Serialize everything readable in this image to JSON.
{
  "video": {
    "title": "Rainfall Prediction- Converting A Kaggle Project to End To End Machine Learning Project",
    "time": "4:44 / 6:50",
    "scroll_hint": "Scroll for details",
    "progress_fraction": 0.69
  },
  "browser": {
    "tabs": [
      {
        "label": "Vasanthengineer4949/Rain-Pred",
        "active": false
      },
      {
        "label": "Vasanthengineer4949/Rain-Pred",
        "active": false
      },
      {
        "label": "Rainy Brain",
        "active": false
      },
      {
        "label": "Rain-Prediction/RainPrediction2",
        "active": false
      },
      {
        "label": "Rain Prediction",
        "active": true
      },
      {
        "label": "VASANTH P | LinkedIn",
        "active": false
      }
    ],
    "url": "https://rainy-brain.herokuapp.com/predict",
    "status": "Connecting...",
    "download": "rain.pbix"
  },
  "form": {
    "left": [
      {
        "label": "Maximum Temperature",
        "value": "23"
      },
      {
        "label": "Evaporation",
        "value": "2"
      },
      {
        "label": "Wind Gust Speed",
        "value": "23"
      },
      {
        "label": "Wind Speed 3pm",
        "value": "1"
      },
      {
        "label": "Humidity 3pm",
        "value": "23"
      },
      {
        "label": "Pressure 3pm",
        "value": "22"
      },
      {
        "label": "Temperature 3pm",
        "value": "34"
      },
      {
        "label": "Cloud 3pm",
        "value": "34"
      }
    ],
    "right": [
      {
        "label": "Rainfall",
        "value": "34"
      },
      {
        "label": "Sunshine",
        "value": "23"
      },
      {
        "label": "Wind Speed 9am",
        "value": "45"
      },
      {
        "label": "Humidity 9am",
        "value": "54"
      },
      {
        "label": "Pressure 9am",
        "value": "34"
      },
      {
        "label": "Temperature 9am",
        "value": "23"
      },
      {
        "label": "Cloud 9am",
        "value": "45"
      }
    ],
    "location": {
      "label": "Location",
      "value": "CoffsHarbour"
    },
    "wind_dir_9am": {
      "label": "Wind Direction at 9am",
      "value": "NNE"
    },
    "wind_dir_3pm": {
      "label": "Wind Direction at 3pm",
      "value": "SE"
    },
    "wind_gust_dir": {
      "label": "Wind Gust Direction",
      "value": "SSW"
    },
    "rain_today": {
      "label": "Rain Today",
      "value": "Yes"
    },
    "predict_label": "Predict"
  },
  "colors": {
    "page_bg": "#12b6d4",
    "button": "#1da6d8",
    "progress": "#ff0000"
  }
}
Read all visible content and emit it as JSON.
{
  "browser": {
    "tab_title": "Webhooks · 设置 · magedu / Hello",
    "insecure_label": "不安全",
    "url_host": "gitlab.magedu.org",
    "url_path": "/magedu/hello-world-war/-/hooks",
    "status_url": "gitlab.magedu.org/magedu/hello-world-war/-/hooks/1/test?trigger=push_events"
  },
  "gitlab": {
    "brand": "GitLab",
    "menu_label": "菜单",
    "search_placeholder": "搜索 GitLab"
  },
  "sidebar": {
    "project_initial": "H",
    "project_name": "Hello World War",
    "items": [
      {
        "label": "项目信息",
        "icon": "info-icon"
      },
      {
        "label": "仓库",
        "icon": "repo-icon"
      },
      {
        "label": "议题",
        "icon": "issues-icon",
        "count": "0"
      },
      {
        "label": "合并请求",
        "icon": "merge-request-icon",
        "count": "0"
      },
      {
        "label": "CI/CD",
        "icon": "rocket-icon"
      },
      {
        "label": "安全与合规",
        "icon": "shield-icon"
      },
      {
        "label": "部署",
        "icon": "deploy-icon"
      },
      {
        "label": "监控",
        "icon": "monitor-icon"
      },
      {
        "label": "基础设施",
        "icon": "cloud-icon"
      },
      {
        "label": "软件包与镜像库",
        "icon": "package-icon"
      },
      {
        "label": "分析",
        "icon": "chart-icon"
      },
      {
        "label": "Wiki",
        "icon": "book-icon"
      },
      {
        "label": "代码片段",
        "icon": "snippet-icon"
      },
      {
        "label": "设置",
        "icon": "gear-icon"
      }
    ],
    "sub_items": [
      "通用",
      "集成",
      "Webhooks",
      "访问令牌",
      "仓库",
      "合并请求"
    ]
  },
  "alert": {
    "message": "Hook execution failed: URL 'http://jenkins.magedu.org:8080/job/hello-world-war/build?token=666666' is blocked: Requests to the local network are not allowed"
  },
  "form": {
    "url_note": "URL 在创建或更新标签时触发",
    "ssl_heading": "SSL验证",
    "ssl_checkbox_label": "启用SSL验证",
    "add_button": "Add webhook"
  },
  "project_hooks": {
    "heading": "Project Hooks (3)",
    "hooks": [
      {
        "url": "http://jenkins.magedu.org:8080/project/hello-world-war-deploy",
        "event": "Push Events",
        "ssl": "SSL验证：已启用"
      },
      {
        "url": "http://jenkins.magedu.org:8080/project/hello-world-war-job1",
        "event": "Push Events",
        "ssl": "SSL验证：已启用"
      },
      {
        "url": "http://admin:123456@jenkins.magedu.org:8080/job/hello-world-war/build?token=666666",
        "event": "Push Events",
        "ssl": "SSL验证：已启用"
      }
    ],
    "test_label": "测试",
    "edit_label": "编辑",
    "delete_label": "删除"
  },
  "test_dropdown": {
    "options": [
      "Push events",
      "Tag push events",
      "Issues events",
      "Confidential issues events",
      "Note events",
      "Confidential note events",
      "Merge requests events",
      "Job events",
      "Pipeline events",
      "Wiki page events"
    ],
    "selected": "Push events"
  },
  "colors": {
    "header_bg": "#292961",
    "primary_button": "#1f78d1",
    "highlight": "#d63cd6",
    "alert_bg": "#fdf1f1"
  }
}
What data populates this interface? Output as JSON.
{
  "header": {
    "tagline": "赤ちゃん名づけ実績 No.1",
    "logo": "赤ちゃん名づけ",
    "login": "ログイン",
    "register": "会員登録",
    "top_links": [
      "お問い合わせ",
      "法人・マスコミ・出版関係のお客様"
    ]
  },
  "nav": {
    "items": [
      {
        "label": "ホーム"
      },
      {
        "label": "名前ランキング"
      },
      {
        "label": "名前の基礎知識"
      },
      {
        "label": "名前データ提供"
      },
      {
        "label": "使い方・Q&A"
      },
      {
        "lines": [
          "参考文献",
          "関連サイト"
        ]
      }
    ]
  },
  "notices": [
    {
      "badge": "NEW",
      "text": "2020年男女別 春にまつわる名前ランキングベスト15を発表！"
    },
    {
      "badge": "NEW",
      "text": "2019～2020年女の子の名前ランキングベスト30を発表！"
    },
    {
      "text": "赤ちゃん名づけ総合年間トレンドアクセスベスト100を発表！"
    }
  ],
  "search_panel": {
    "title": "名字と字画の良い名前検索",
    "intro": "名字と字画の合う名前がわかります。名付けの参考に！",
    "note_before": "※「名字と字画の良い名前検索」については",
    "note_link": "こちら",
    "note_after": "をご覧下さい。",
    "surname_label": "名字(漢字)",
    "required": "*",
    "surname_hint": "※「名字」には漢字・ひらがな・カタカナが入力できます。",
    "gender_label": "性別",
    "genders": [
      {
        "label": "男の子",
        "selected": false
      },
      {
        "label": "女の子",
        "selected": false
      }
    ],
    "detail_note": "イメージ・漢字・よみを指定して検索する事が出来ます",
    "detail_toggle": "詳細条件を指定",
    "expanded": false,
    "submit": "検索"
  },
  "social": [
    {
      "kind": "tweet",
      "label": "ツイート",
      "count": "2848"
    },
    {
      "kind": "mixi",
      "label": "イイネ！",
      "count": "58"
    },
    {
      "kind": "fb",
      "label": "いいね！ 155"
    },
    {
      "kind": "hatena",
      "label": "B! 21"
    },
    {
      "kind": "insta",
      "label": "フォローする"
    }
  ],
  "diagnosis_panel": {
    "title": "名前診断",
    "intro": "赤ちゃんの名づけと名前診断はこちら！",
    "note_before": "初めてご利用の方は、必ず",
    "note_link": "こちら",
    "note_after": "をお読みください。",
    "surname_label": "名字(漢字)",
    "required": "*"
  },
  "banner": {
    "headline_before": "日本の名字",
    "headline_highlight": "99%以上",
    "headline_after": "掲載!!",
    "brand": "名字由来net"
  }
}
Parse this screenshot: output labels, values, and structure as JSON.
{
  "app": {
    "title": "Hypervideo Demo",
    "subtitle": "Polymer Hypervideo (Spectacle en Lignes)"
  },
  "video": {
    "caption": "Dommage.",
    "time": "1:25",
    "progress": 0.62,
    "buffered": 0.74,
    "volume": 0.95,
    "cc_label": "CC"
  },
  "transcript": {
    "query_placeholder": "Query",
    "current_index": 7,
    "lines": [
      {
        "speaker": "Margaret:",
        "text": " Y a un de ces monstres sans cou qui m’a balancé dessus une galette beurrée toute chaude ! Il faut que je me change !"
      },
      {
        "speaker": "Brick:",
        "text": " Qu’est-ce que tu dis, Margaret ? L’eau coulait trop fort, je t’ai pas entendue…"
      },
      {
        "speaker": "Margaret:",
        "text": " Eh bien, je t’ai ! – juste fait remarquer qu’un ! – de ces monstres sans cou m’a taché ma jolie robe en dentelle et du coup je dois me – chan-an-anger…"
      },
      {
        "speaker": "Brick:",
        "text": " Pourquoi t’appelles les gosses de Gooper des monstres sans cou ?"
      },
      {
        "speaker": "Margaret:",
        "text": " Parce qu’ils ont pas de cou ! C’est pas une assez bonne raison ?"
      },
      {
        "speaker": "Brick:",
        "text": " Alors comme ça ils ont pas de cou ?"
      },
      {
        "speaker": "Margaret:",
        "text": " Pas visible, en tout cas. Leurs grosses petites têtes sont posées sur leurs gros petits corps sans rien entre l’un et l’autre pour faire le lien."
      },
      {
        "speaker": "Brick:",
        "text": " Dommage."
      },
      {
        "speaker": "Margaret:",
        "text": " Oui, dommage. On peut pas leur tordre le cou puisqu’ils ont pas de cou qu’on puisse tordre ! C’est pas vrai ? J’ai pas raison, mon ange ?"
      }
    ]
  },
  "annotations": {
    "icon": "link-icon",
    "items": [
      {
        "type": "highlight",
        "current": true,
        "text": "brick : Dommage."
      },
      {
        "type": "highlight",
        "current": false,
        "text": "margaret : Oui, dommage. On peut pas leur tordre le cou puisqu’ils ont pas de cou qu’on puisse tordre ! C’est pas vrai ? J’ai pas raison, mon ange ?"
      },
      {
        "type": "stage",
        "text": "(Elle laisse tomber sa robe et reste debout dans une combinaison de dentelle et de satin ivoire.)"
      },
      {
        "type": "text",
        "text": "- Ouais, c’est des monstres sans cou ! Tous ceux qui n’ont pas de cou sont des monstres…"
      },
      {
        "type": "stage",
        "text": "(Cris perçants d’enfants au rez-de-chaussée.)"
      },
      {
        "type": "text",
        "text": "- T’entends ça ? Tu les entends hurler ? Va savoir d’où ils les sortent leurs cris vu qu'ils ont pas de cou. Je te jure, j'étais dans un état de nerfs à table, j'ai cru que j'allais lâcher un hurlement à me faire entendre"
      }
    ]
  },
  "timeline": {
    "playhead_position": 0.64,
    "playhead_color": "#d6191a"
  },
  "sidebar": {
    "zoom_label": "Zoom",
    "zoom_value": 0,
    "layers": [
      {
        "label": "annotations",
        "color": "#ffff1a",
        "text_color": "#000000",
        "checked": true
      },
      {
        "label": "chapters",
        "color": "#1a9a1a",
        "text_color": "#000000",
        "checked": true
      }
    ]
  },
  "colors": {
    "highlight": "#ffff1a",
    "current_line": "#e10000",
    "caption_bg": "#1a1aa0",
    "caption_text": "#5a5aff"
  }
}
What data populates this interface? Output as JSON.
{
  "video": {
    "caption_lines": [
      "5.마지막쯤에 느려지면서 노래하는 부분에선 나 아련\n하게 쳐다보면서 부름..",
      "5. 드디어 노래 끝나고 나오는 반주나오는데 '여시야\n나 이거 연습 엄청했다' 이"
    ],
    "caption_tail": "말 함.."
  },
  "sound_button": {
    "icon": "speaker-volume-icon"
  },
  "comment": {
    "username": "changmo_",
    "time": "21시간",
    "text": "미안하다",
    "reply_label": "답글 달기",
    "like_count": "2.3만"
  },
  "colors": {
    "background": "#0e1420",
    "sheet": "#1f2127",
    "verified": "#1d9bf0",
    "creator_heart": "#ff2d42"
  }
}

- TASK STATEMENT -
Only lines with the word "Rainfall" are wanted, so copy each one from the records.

- RESULT -
    "title": "Rainfall Prediction- Converting A Kaggle Project to End To End Machine Learning Project",
        "label": "Rainfall",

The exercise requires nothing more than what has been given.